> _What is being asked_: The sole answer should be the number of lines in the material below that hold "true".

> _Data for review_:

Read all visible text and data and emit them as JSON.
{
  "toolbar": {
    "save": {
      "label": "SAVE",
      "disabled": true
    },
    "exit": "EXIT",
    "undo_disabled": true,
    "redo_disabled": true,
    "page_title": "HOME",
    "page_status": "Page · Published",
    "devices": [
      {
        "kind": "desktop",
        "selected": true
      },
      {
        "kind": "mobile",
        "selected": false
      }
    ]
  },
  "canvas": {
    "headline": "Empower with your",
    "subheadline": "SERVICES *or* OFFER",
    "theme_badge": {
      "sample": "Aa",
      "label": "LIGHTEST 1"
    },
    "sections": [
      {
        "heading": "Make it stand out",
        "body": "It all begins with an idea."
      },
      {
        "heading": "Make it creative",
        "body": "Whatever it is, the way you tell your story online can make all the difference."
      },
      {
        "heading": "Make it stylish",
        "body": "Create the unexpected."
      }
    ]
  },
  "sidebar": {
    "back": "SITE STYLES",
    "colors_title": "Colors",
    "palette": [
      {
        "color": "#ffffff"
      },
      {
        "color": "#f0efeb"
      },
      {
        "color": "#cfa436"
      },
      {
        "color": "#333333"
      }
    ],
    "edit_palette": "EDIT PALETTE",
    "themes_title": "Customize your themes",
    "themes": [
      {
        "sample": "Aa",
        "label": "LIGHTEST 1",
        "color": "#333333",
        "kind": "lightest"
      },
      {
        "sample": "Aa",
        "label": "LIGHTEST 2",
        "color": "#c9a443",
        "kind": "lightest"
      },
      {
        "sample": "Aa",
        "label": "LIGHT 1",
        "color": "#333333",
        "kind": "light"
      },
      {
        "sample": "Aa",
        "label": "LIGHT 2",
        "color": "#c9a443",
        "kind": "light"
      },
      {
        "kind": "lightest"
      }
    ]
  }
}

> _Result below_: 4